I know that the men in the house should be able to accept the idea that vegetables are GOOD for you and that it is their choice to eat them or not, but they keep telling me to cook something good but that will help them loose a few pounds...

Got any ideas?

I watch the Food Network almost everyday and sometimes I come across things that might work.  In General tho one of the greatest difficulties with TV cooking today is that almost all those shows are silly competitions that really have nothing to do with cooking and everything to do with making people feel like loosers!

Quite a few years ago I  bought a Stock Pot and it has been one of the best things in my kitchen.   Who loves the convenience of a  cooked Rotisserie Chicken from the Supermarket, picked up on the way home from work?   I gotta say it is one of the most useful fast foods anywhere.  Forget about stopping at a "FAST FOOD" Burger place!  In my house -- three adults here -- a chicken is two days of supper... And then a potful of chicken stock!
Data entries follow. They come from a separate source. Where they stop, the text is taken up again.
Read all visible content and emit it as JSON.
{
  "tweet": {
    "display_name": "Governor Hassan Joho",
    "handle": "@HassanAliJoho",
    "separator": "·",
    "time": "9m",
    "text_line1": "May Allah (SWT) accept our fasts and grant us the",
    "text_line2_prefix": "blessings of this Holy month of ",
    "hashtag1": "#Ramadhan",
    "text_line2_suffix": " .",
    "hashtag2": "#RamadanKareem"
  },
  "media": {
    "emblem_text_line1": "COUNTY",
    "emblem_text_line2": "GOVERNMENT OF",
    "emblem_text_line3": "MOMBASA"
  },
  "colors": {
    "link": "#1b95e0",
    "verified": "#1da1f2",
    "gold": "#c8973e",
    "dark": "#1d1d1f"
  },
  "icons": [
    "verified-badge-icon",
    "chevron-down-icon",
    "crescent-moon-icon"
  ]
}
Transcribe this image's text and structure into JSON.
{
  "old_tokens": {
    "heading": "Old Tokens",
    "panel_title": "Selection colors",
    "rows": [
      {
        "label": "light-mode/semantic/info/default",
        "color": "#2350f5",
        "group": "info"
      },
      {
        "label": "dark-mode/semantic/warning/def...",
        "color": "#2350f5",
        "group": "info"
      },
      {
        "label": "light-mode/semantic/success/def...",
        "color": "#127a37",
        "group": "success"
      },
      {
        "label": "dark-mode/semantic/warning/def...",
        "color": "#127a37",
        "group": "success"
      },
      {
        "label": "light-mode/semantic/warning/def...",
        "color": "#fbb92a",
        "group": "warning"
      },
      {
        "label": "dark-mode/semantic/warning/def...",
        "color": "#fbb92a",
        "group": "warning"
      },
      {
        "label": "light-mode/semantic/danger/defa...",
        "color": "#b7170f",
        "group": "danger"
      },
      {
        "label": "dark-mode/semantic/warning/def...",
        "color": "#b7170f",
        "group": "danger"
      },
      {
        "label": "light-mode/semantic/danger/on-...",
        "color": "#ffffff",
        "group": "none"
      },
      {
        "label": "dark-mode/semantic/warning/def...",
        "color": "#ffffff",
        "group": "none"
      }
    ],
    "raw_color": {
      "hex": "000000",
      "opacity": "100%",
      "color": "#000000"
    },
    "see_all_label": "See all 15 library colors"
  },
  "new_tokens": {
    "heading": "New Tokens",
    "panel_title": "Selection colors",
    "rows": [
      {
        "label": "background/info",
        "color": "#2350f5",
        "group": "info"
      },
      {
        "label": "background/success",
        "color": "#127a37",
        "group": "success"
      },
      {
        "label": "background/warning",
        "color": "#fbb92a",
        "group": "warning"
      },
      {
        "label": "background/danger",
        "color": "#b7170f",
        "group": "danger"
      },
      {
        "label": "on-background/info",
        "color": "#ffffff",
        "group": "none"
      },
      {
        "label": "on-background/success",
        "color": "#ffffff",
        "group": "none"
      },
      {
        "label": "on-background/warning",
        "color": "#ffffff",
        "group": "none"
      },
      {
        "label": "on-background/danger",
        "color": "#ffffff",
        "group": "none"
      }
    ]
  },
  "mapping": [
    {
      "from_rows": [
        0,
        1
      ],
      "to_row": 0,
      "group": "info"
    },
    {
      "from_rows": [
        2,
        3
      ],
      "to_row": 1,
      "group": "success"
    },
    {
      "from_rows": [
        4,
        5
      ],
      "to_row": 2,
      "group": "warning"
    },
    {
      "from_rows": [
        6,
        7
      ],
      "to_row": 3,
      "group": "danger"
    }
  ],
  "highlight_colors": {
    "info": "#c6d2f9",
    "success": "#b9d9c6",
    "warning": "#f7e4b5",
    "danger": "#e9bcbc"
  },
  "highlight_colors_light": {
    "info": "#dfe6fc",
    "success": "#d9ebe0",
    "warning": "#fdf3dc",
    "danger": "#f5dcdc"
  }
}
My Stock Pot gets filled with 3 Rotisserie Chicken carcasses about once a month -- I put the bones and skin into a freezer bag and freeze it --- 
And that pile of "junk" or "leftovers" becomes the basis of quite a few recipes...
So, you need a big pot, three chicken carcasses, three stalks of celery, three big carrots, about 1/2 an onion and some salt and pepper if you like...  Put as much water in the pot as it will hold without boiling over, turn on the heat to boil then turn the heat down to the hotplate's lowest setting and leave it for at least two hours...  Strain out the bones and veg and find some jars or containers to put the broth in, cool down, put in the freezer til you come across a recipe that says Chicken Broth.

This STILL leaves us with the dilemna of getting my family to absorb vegetables and/or fruits...
I suspect since it has taken quite a few years of exploring food that will make them happy but also help them maintain a healthy body, this search will be ongoing.

So, Fridays are For Food.

 For myself I found a very interesting and delicious GREEN soup at Skinnytaste.com
I used my homemade chicken broth as the basis of this soup and I love it!  But it is GREEN and the men of the house will not even consider it!

Now in this search for healthy choices for my family there is not only the criteria that fruits and veggies not really look or taste GREEN, but that the cost remain low (because honestly we are a family of working poor) and the making should be relatively uncomplicated and able to be made in a reasonable length of time. (unless it is done in the slow cooker)

So I don't want to make this so long that you get bored reading, so suffice to say, that I am going to dedicate Friday to the Food Journey in my household and maybe I can find some ways for you to improve the way your family eats too...

I am going to name names, so you can find healthful recipes or ideas and provide links with useful things - but I am NOT doing this for a reward other than it is a journey for me and I just have to tell somebody about it...

So.  Lets try to eat an Apple or an Orange or a Banana Today!